======== SUPPLIED ENTRIES
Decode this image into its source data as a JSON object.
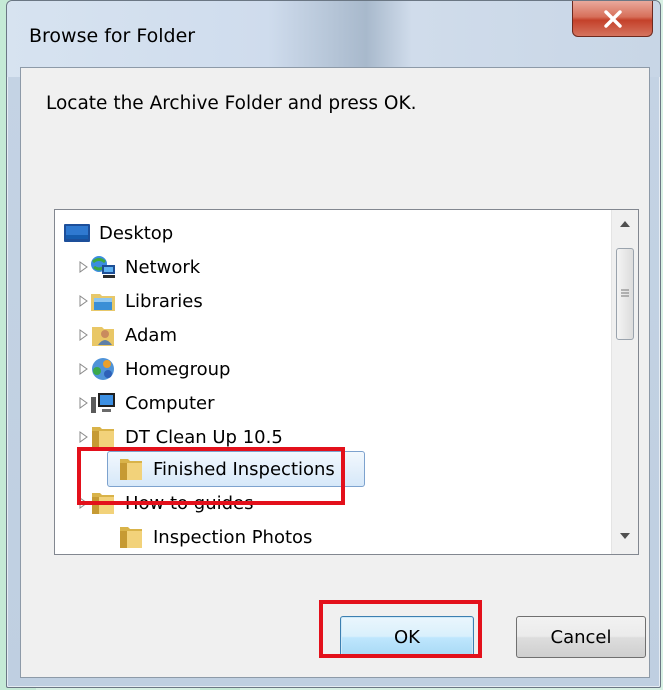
{
  "dialog": {
    "title": "Browse for Folder",
    "prompt": "Locate the Archive Folder and press OK."
  },
  "tree": {
    "items": [
      {
        "label": "Desktop",
        "icon": "desktop-icon"
      },
      {
        "label": "Network",
        "icon": "network-icon"
      },
      {
        "label": "Libraries",
        "icon": "libraries-icon"
      },
      {
        "label": "Adam",
        "icon": "user-folder-icon"
      },
      {
        "label": "Homegroup",
        "icon": "homegroup-icon"
      },
      {
        "label": "Computer",
        "icon": "computer-icon"
      },
      {
        "label": "DT Clean Up 10.5",
        "icon": "folder-icon"
      },
      {
        "label": "Finished Inspections",
        "icon": "folder-icon",
        "selected": true
      },
      {
        "label": "How to guides",
        "icon": "folder-icon"
      },
      {
        "label": "Inspection Photos",
        "icon": "folder-icon"
      }
    ]
  },
  "buttons": {
    "ok": "OK",
    "cancel": "Cancel"
  },
  "colors": {
    "highlight": "#e3101b",
    "selection": "#d6e8f9",
    "close_button": "#c4412a"
  }
}
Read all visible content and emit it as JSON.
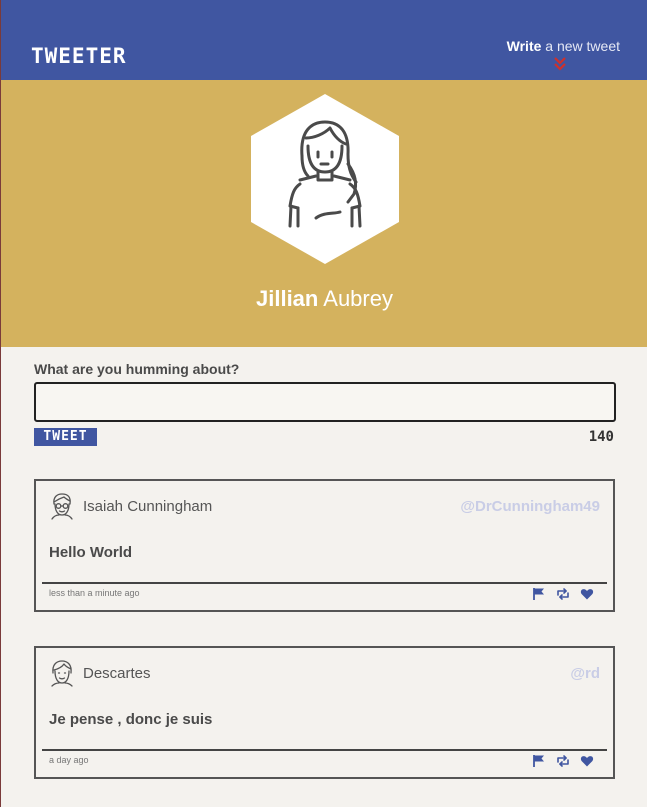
{
  "nav": {
    "brand": "TWEETER",
    "compose_strong": "Write",
    "compose_light": " a new tweet",
    "compose_icon": "double-chevron-down-icon"
  },
  "profile": {
    "first_name": "Jillian",
    "last_name": "Aubrey",
    "avatar_icon": "woman-avatar-icon"
  },
  "composer": {
    "label": "What are you humming about?",
    "value": "",
    "button_label": "TWEET",
    "counter": "140"
  },
  "tweets": [
    {
      "author": "Isaiah Cunningham",
      "handle": "@DrCunningham49",
      "body": "Hello World",
      "time": "less than a minute ago",
      "avatar_icon": "man-with-glasses-avatar-icon"
    },
    {
      "author": "Descartes",
      "handle": "@rd",
      "body": "Je pense , donc je suis",
      "time": "a day ago",
      "avatar_icon": "boy-avatar-icon"
    }
  ],
  "colors": {
    "nav_bg": "#4056a1",
    "profile_bg": "#d4b25e",
    "page_bg": "#f4f2ee",
    "chevron": "#d0302a",
    "handle": "#c9cde6"
  }
}
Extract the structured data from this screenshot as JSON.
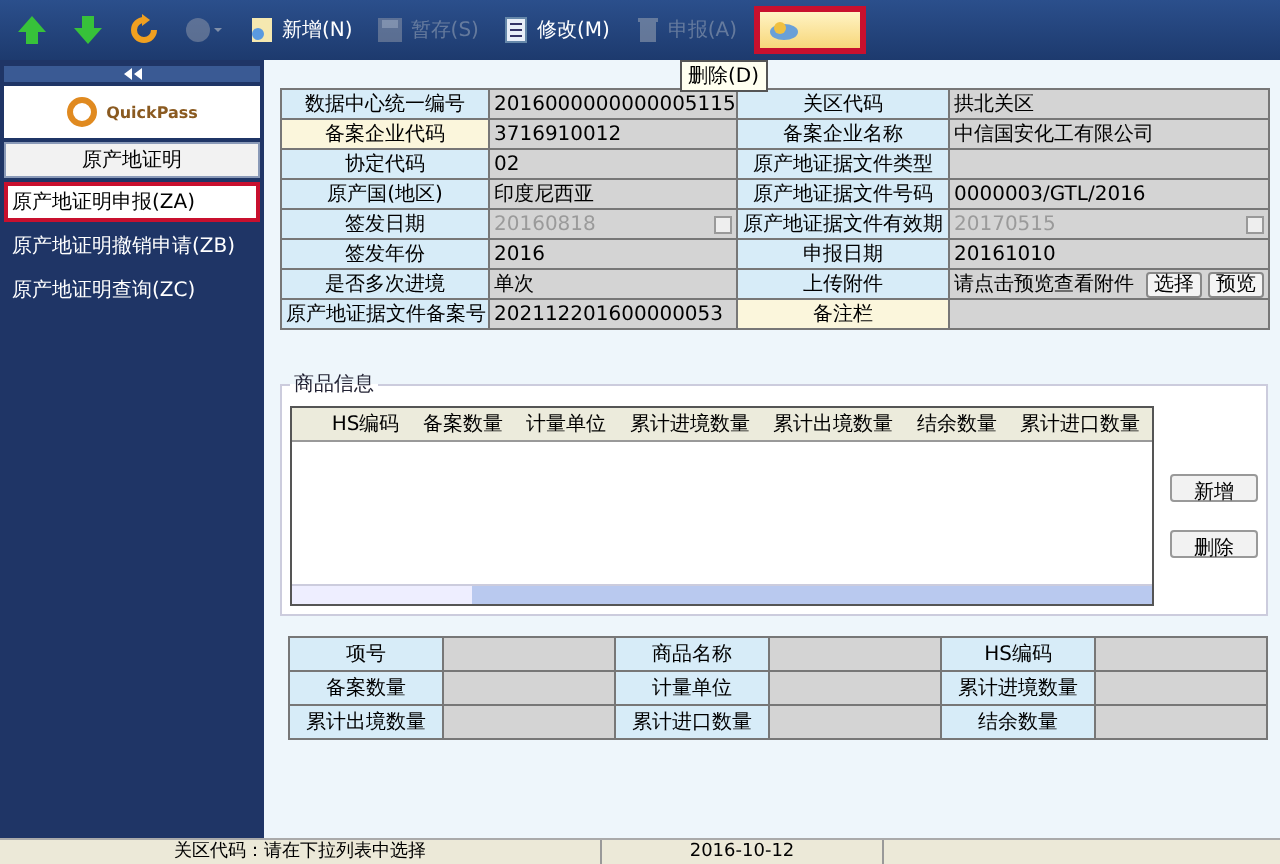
{
  "toolbar": {
    "items": [
      {
        "kind": "up",
        "disabled": false,
        "highlighted": false
      },
      {
        "kind": "down",
        "disabled": false,
        "highlighted": false
      },
      {
        "kind": "refresh",
        "disabled": false,
        "highlighted": false
      },
      {
        "kind": "circle",
        "disabled": true,
        "highlighted": false
      },
      {
        "kind": "new",
        "label": "新增(N)",
        "disabled": false,
        "highlighted": false
      },
      {
        "kind": "save",
        "label": "暂存(S)",
        "disabled": true,
        "highlighted": false
      },
      {
        "kind": "edit",
        "label": "修改(M)",
        "disabled": false,
        "highlighted": false
      },
      {
        "kind": "submit",
        "label": "申报(A)",
        "disabled": true,
        "highlighted": false
      },
      {
        "kind": "delete",
        "disabled": false,
        "highlighted": true
      }
    ],
    "tooltip": "删除(D)"
  },
  "sidebar": {
    "logo_text": "QuickPass",
    "section": "原产地证明",
    "items": [
      {
        "label": "原产地证明申报(ZA)",
        "selected": true
      },
      {
        "label": "原产地证明撤销申请(ZB)",
        "selected": false
      },
      {
        "label": "原产地证明查询(ZC)",
        "selected": false
      }
    ]
  },
  "form": {
    "rows": [
      [
        {
          "label": "数据中心统一编号",
          "value": "2016000000000005115",
          "kind": "text",
          "highlight": false
        },
        {
          "label": "关区代码",
          "value": "拱北关区",
          "kind": "text",
          "highlight": false
        }
      ],
      [
        {
          "label": "备案企业代码",
          "value": "3716910012",
          "kind": "text",
          "highlight": true
        },
        {
          "label": "备案企业名称",
          "value": "中信国安化工有限公司",
          "kind": "text",
          "highlight": false
        }
      ],
      [
        {
          "label": "协定代码",
          "value": "02",
          "kind": "text",
          "highlight": false
        },
        {
          "label": "原产地证据文件类型",
          "kind": "text",
          "highlight": false
        }
      ],
      [
        {
          "label": "原产国(地区)",
          "value": "印度尼西亚",
          "kind": "text",
          "highlight": false
        },
        {
          "label": "原产地证据文件号码",
          "value": "0000003/GTL/2016",
          "kind": "text",
          "highlight": false
        }
      ],
      [
        {
          "label": "签发日期",
          "value": "20160818",
          "kind": "date",
          "disabled": true,
          "highlight": false
        },
        {
          "label": "原产地证据文件有效期",
          "value": "20170515",
          "kind": "date",
          "disabled": true,
          "highlight": false
        }
      ],
      [
        {
          "label": "签发年份",
          "value": "2016",
          "kind": "text",
          "highlight": false
        },
        {
          "label": "申报日期",
          "value": "20161010",
          "kind": "text",
          "highlight": false
        }
      ],
      [
        {
          "label": "是否多次进境",
          "value": "单次",
          "kind": "text",
          "highlight": false
        },
        {
          "label": "上传附件",
          "value": "请点击预览查看附件",
          "kind": "attach",
          "highlight": false,
          "buttons": [
            "选择",
            "预览"
          ]
        }
      ],
      [
        {
          "label": "原产地证据文件备案号",
          "value": "202112201600000053",
          "kind": "text",
          "highlight": false
        },
        {
          "label": "备注栏",
          "kind": "text",
          "highlight": true
        }
      ]
    ]
  },
  "goods": {
    "title": "商品信息",
    "columns": [
      "HS编码",
      "备案数量",
      "计量单位",
      "累计进境数量",
      "累计出境数量",
      "结余数量",
      "累计进口数量"
    ],
    "buttons": [
      "新增",
      "删除"
    ]
  },
  "detail": {
    "rows": [
      [
        "项号",
        "商品名称",
        "HS编码"
      ],
      [
        "备案数量",
        "计量单位",
        "累计进境数量"
      ],
      [
        "累计出境数量",
        "累计进口数量",
        "结余数量"
      ]
    ]
  },
  "status_bar": [
    "关区代码：请在下拉列表中选择",
    "2016-10-12"
  ]
}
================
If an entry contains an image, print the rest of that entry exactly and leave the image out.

Decode this image into its source data as a JSON object.
{
  "dialog": {
    "title": "Browse for Folder",
    "prompt": "Locate the Archive Folder and press OK."
  },
  "tree": {
    "items": [
      {
        "label": "Desktop",
        "icon": "desktop-icon"
      },
      {
        "label": "Network",
        "icon": "network-icon"
      },
      {
        "label": "Libraries",
        "icon": "libraries-icon"
      },
      {
        "label": "Adam",
        "icon": "user-folder-icon"
      },
      {
        "label": "Homegroup",
        "icon": "homegroup-icon"
      },
      {
        "label": "Computer",
        "icon": "computer-icon"
      },
      {
        "label": "DT Clean Up 10.5",
        "icon": "folder-icon"
      },
      {
        "label": "Finished Inspections",
        "icon": "folder-icon",
        "selected": true
      },
      {
        "label": "How to guides",
        "icon": "folder-icon"
      },
      {
        "label": "Inspection Photos",
        "icon": "folder-icon"
      }
    ]
  },
  "buttons": {
    "ok": "OK",
    "cancel": "Cancel"
  },
  "colors": {
    "highlight": "#e3101b",
    "selection": "#d6e8f9",
    "close_button": "#c4412a"
  }
}
Read all visible content and emit it as JSON.
{
  "nav": {
    "brand": "TWEETER",
    "compose_strong": "Write",
    "compose_light": " a new tweet",
    "compose_icon": "double-chevron-down-icon"
  },
  "profile": {
    "first_name": "Jillian",
    "last_name": "Aubrey",
    "avatar_icon": "woman-avatar-icon"
  },
  "composer": {
    "label": "What are you humming about?",
    "value": "",
    "button_label": "TWEET",
    "counter": "140"
  },
  "tweets": [
    {
      "author": "Isaiah Cunningham",
      "handle": "@DrCunningham49",
      "body": "Hello World",
      "time": "less than a minute ago",
      "avatar_icon": "man-with-glasses-avatar-icon"
    },
    {
      "author": "Descartes",
      "handle": "@rd",
      "body": "Je pense , donc je suis",
      "time": "a day ago",
      "avatar_icon": "boy-avatar-icon"
    }
  ],
  "colors": {
    "nav_bg": "#4056a1",
    "profile_bg": "#d4b25e",
    "page_bg": "#f4f2ee",
    "chevron": "#d0302a",
    "handle": "#c9cde6"
  }
}
Extract the structured data from this screenshot as JSON.
{
  "toolbar": {
    "items": [
      {
        "kind": "up",
        "disabled": false,
        "highlighted": false
      },
      {
        "kind": "down",
        "disabled": false,
        "highlighted": false
      },
      {
        "kind": "refresh",
        "disabled": false,
        "highlighted": false
      },
      {
        "kind": "circle",
        "disabled": true,
        "highlighted": false
      },
      {
        "kind": "new",
        "label": "新增(N)",
        "disabled": false,
        "highlighted": false
      },
      {
        "kind": "save",
        "label": "暂存(S)",
        "disabled": true,
        "highlighted": false
      },
      {
        "kind": "edit",
        "label": "修改(M)",
        "disabled": false,
        "highlighted": false
      },
      {
        "kind": "submit",
        "label": "申报(A)",
        "disabled": true,
        "highlighted": false
      },
      {
        "kind": "delete",
        "disabled": false,
        "highlighted": true
      }
    ],
    "tooltip": "删除(D)"
  },
  "sidebar": {
    "logo_text": "QuickPass",
    "section": "原产地证明",
    "items": [
      {
        "label": "原产地证明申报(ZA)",
        "selected": true
      },
      {
        "label": "原产地证明撤销申请(ZB)",
        "selected": false
      },
      {
        "label": "原产地证明查询(ZC)",
        "selected": false
      }
    ]
  },
  "form": {
    "rows": [
      [
        {
          "label": "数据中心统一编号",
          "value": "2016000000000005115",
          "kind": "text",
          "highlight": false
        },
        {
          "label": "关区代码",
          "value": "拱北关区",
          "kind": "text",
          "highlight": false
        }
      ],
      [
        {
          "label": "备案企业代码",
          "value": "3716910012",
          "kind": "text",
          "highlight": true
        },
        {
          "label": "备案企业名称",
          "value": "中信国安化工有限公司",
          "kind": "text",
          "highlight": false
        }
      ],
      [
        {
          "label": "协定代码",
          "value": "02",
          "kind": "text",
          "highlight": false
        },
        {
          "label": "原产地证据文件类型",
          "kind": "text",
          "highlight": false
        }
      ],
      [
        {
          "label": "原产国(地区)",
          "value": "印度尼西亚",
          "kind": "text",
          "highlight": false
        },
        {
          "label": "原产地证据文件号码",
          "value": "0000003/GTL/2016",
          "kind": "text",
          "highlight": false
        }
      ],
      [
        {
          "label": "签发日期",
          "value": "20160818",
          "kind": "date",
          "disabled": true,
          "highlight": false
        },
        {
          "label": "原产地证据文件有效期",
          "value": "20170515",
          "kind": "date",
          "disabled": true,
          "highlight": false
        }
      ],
      [
        {
          "label": "签发年份",
          "value": "2016",
          "kind": "text",
          "highlight": false
        },
        {
          "label": "申报日期",
          "value": "20161010",
          "kind": "text",
          "highlight": false
        }
      ],
      [
        {
          "label": "是否多次进境",
          "value": "单次",
          "kind": "text",
          "highlight": false
        },
        {
          "label": "上传附件",
          "value": "请点击预览查看附件",
          "kind": "attach",
          "highlight": false,
          "buttons": [
            "选择",
            "预览"
          ]
        }
      ],
      [
        {
          "label": "原产地证据文件备案号",
          "value": "202112201600000053",
          "kind": "text",
          "highlight": false
        },
        {
          "label": "备注栏",
          "kind": "text",
          "highlight": true
        }
      ]
    ]
  },
  "goods": {
    "title": "商品信息",
    "columns": [
      "HS编码",
      "备案数量",
      "计量单位",
      "累计进境数量",
      "累计出境数量",
      "结余数量",
      "累计进口数量"
    ],
    "buttons": [
      "新增",
      "删除"
    ]
  },
  "detail": {
    "rows": [
      [
        "项号",
        "商品名称",
        "HS编码"
      ],
      [
        "备案数量",
        "计量单位",
        "累计进境数量"
      ],
      [
        "累计出境数量",
        "累计进口数量",
        "结余数量"
      ]
    ]
  },
  "status_bar": [
    "关区代码：请在下拉列表中选择",
    "2016-10-12"
  ]
}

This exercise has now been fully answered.